For most of us, the fondest memories of our childhood, usually hovers around happy occasions: Those when we achieved something, when our ideas clicked or the times when we were honored. I myself still preserve the badge declaring ‘Squad Leader’ that I was given ages ago, when I was in class 3! The thrill of being in the limelight stimulates the oh-so-forgotten skills in the child. It serves as a wake-up alarm to an otherwise docile and resigned youngster.
“If you don’t agree with a rule, follow it, become the leader and change it.” This is an interesting quote that I read recently. On second thought, I find that this cannot be applied to the ‘rules’ of childhood –whether within the confines of his home or within the school premises. The child may resist a rule, but once he becomes the leader, he is almost always found to adhere to it or even surprisingly defends it, as
the sense of belonging clings to his mind, and
the sense of responsibility demands that he gets the team members to follow the same rules!
Some children appear to be born leaders, as they manifest ease in –
boldness in approach
Shakespeare would nod in agreement with you if you still look forward to making a somewhat-withdrawn-backbencher as Leader: Well, you are thrusting greatness on him, simply put. Go ahead! The child may be unwilling, anxious and panic-stricken. It is all the outcome of his low self-esteem. Still he deserves a chance — not one, but at least two with an interval of a couple of months.
The first stint as Leader could be too challenging to such a child. He could be overpowered by the mighty rest and hushed to his own corner. He could end up feeling miserable, unable to control the team, ending up as a failure. NO HARM. It is worth giving him time– about a couple of months– so that he gets the feel of the past, its advantages and shortcomings, and then to watch others handle the same challenges which branded him as a ‘failure’. The second spell after a meaningful break could bring out the best in him, as the observation period rings the bell in him:
He learns from his mistakes
He learns from others’ success and blunders.
He strives to keep up the role in order to continue to enjoy the importance.
He improves his performance in order to bridge the subordinates and higher authorities.
He learns the intricacies of the area of interest.
He finds an increased urge to keep up the winning spirit of his team members.
He even makes efforts to fine-tune the team members’ performance so as to gain credibility to his group.
In short, with a second chance, the child begins to accept himself as a potential leader and rises to the mark as to command the group.
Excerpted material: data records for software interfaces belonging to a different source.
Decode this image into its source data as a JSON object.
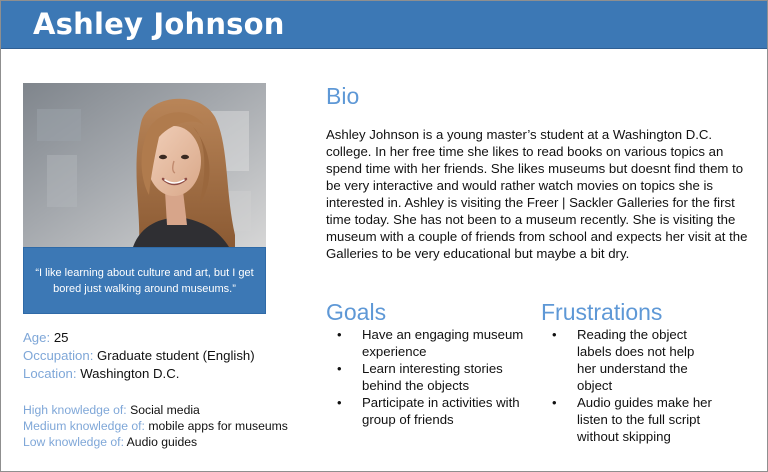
{
  "header": {
    "title": "Ashley Johnson",
    "background": "#3c78b5"
  },
  "profile": {
    "photo_icon": "profile-photo",
    "quote": "“I like learning about culture and art, but I get bored just walking around museums.”",
    "age_label": "Age:",
    "age_value": "25",
    "occupation_label": "Occupation:",
    "occupation_value": "Graduate student (English)",
    "location_label": "Location:",
    "location_value": "Washington D.C."
  },
  "knowledge": {
    "high_label": "High knowledge of:",
    "high_value": "Social media",
    "medium_label": "Medium knowledge of:",
    "medium_value": "mobile apps for museums",
    "low_label": "Low knowledge of:",
    "low_value": "Audio guides"
  },
  "bio": {
    "heading": "Bio",
    "text": "Ashley Johnson is a young master’s student at a Washington D.C. college. In her free time she likes to read books on various topics an spend time with her friends.  She likes museums but doesnt find them to be very interactive and would rather watch movies on topics she is interested in. Ashley is visiting the Freer | Sackler Galleries for the first time today. She has not been to a museum recently. She is visiting the museum with a couple of friends from school and expects her visit at the Galleries to be very educational but maybe a bit dry."
  },
  "goals": {
    "heading": "Goals",
    "items": [
      "Have an engaging museum experience",
      "Learn interesting stories behind the objects",
      "Participate in activities with group of friends"
    ]
  },
  "frustrations": {
    "heading": "Frustrations",
    "items": [
      "Reading the object labels does not help her understand the object",
      "Audio guides make her listen to the full script without skipping"
    ]
  },
  "colors": {
    "accent": "#3c78b5",
    "heading": "#5e98d6",
    "label": "#7fa7d8"
  }
}
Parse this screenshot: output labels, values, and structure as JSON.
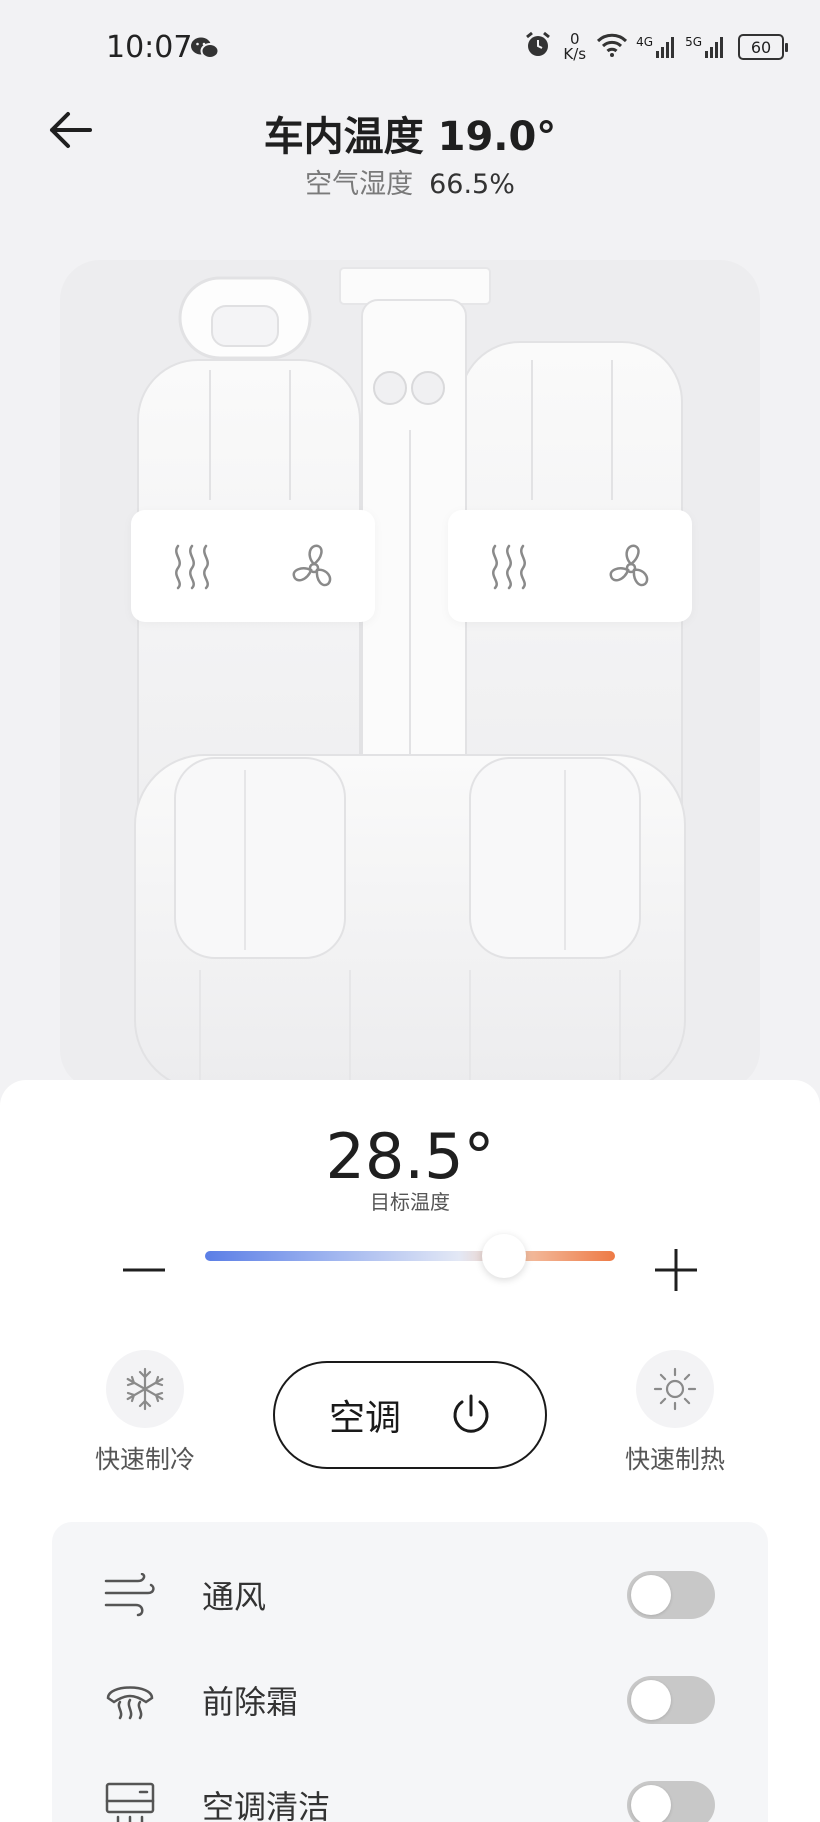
{
  "status_bar": {
    "time": "10:07",
    "net_speed_value": "0",
    "net_speed_unit": "K/s",
    "network_1": "4G",
    "network_2": "5G",
    "battery": "60"
  },
  "header": {
    "title": "车内温度 19.0°",
    "humidity_label": "空气湿度",
    "humidity_value": "66.5%"
  },
  "seat_controls": {
    "left": [
      "seat-heat-icon",
      "fan-icon"
    ],
    "right": [
      "seat-heat-icon",
      "fan-icon"
    ]
  },
  "climate": {
    "target_temp": "28.5°",
    "target_label": "目标温度",
    "slider_level": 0.73,
    "quick_cool_label": "快速制冷",
    "quick_heat_label": "快速制热",
    "ac_label": "空调"
  },
  "options": [
    {
      "icon": "wind-icon",
      "label": "通风",
      "enabled": false
    },
    {
      "icon": "defrost-icon",
      "label": "前除霜",
      "enabled": false
    },
    {
      "icon": "ac-clean-icon",
      "label": "空调清洁",
      "enabled": false
    }
  ],
  "colors": {
    "slider_cold": "#5b7ee6",
    "slider_hot": "#ee7a45",
    "toggle_off": "#c8c8c8"
  }
}
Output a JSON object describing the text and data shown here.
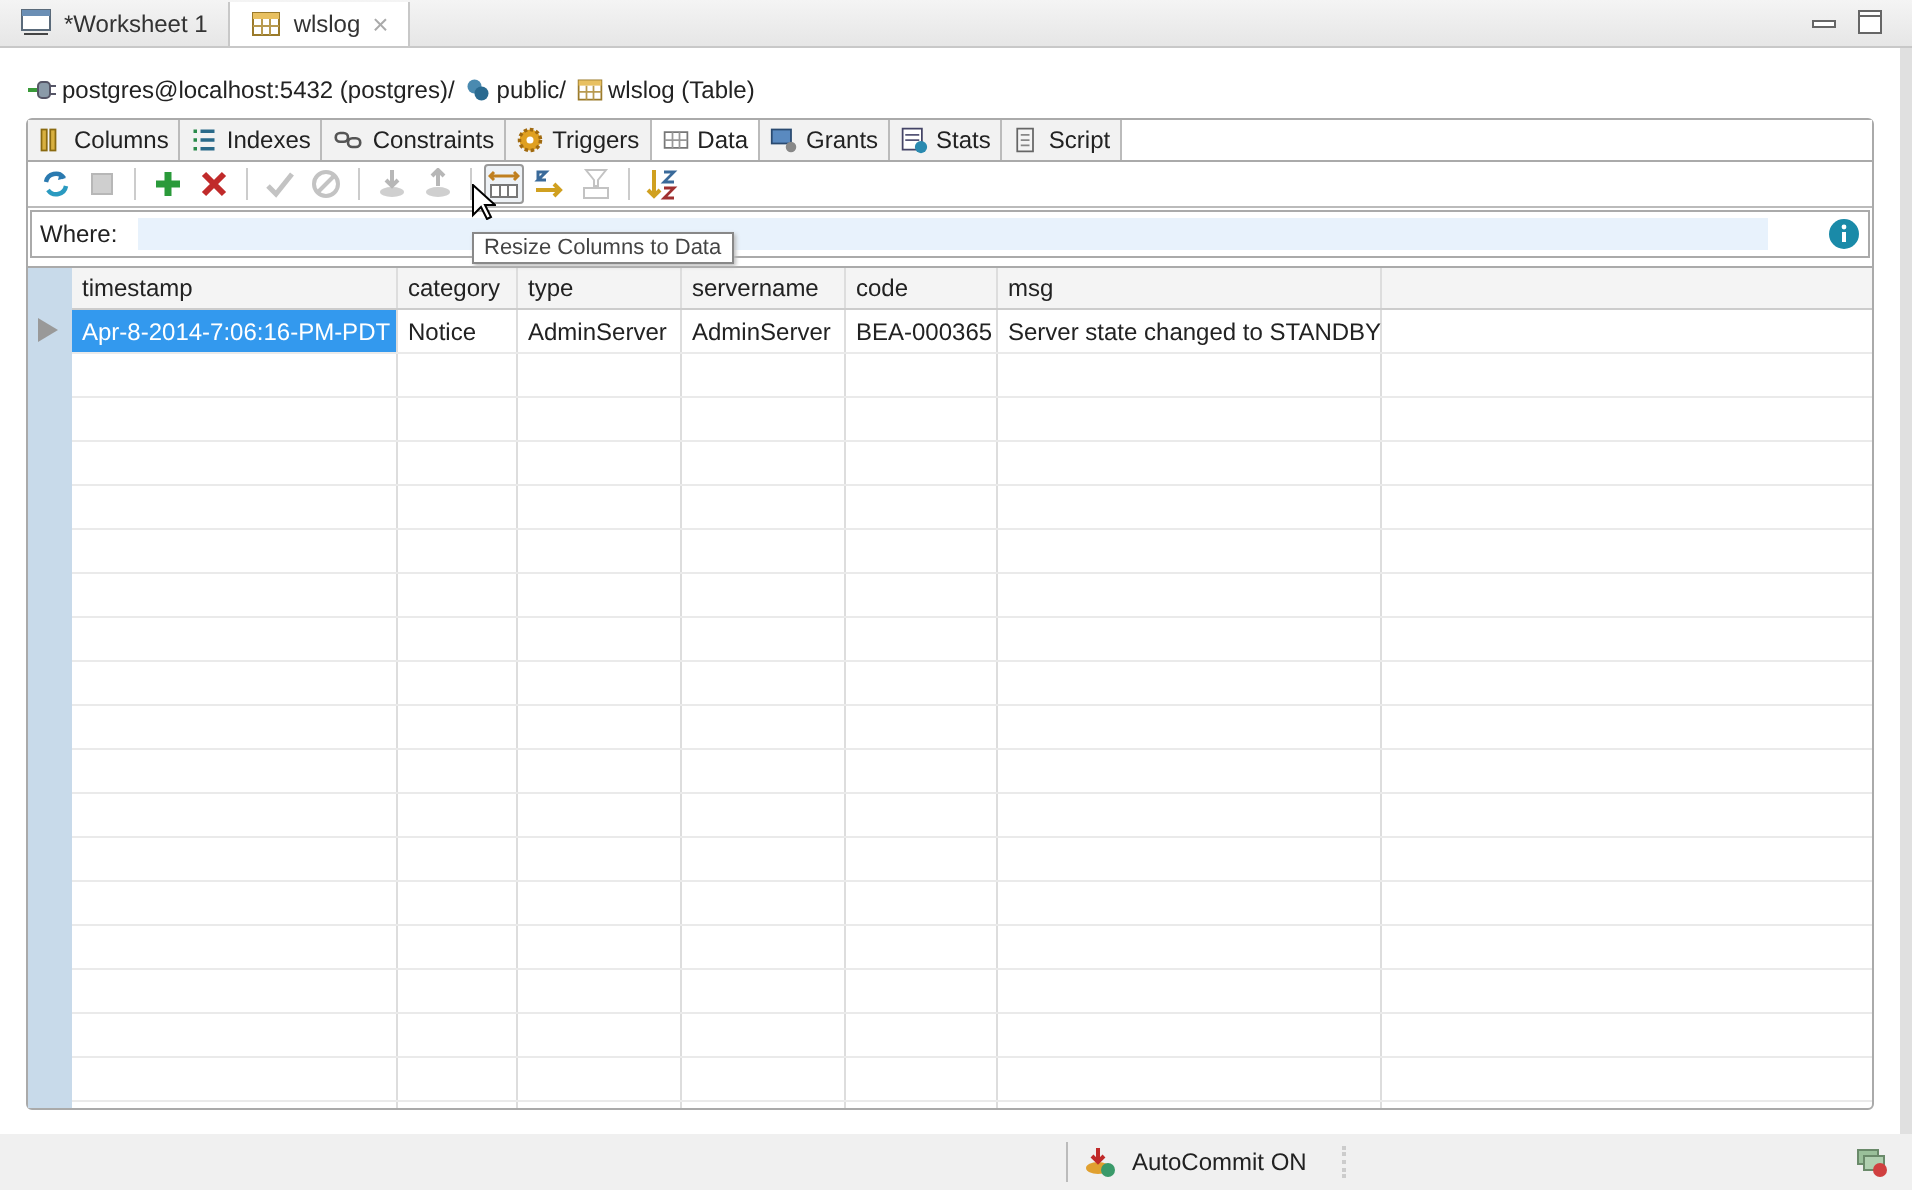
{
  "editor_tabs": [
    {
      "label": "*Worksheet 1",
      "kind": "sql",
      "selected": false,
      "closable": false
    },
    {
      "label": "wlslog",
      "kind": "table",
      "selected": true,
      "closable": true
    }
  ],
  "close_glyph": "×",
  "breadcrumb": {
    "connection": "postgres@localhost:5432 (postgres)/",
    "schema": "public/",
    "table": "wlslog (Table)"
  },
  "tabs": [
    {
      "label": "Columns",
      "kind": "columns",
      "selected": false
    },
    {
      "label": "Indexes",
      "kind": "indexes",
      "selected": false
    },
    {
      "label": "Constraints",
      "kind": "constraints",
      "selected": false
    },
    {
      "label": "Triggers",
      "kind": "triggers",
      "selected": false
    },
    {
      "label": "Data",
      "kind": "data",
      "selected": true
    },
    {
      "label": "Grants",
      "kind": "grants",
      "selected": false
    },
    {
      "label": "Stats",
      "kind": "stats",
      "selected": false
    },
    {
      "label": "Script",
      "kind": "script",
      "selected": false
    }
  ],
  "toolbar": [
    [
      {
        "kind": "refresh",
        "disabled": false,
        "hovered": false
      },
      {
        "kind": "stop",
        "disabled": true,
        "hovered": false
      }
    ],
    [
      {
        "kind": "add",
        "disabled": false,
        "hovered": false
      },
      {
        "kind": "delete",
        "disabled": false,
        "hovered": false
      }
    ],
    [
      {
        "kind": "commit",
        "disabled": true,
        "hovered": false
      },
      {
        "kind": "cancel",
        "disabled": true,
        "hovered": false
      }
    ],
    [
      {
        "kind": "import",
        "disabled": true,
        "hovered": false
      },
      {
        "kind": "export",
        "disabled": true,
        "hovered": false
      }
    ],
    [
      {
        "kind": "resize",
        "disabled": false,
        "hovered": true
      },
      {
        "kind": "sort",
        "disabled": false,
        "hovered": false
      },
      {
        "kind": "filter",
        "disabled": true,
        "hovered": false
      }
    ],
    [
      {
        "kind": "sortaz",
        "disabled": false,
        "hovered": false
      }
    ]
  ],
  "tooltip": "Resize Columns to Data",
  "where": {
    "label": "Where:"
  },
  "table": {
    "columns": [
      "timestamp",
      "category",
      "type",
      "servername",
      "code",
      "msg"
    ],
    "rows": [
      {
        "current": true,
        "cells": [
          {
            "text": "Apr-8-2014-7:06:16-PM-PDT",
            "selected": true
          },
          {
            "text": "Notice",
            "selected": false
          },
          {
            "text": "AdminServer",
            "selected": false
          },
          {
            "text": "AdminServer",
            "selected": false
          },
          {
            "text": "BEA-000365",
            "selected": false
          },
          {
            "text": "Server state changed to STANDBY",
            "selected": false
          }
        ]
      }
    ]
  },
  "status_bar": {
    "autocommit": "AutoCommit ON"
  }
}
This time around, he certainly is more brisk and agile as his confidence level is amazingly high, at par with his sense of responsibility.
Well, what if your child is home-schooling? No problem, still! You may confer responsibilities on him and make him think independently. You may gauge his activities and guide him objectively. You may encourage him in multi-tasking or to bring out his best with reducing scale of time. Maybe he could trace the hidden skills of leadership in himself by tutoring a group of children who are younger to him.
Leadership helps an individual to mature and maturity makes him a better leader in every field. In academics, too.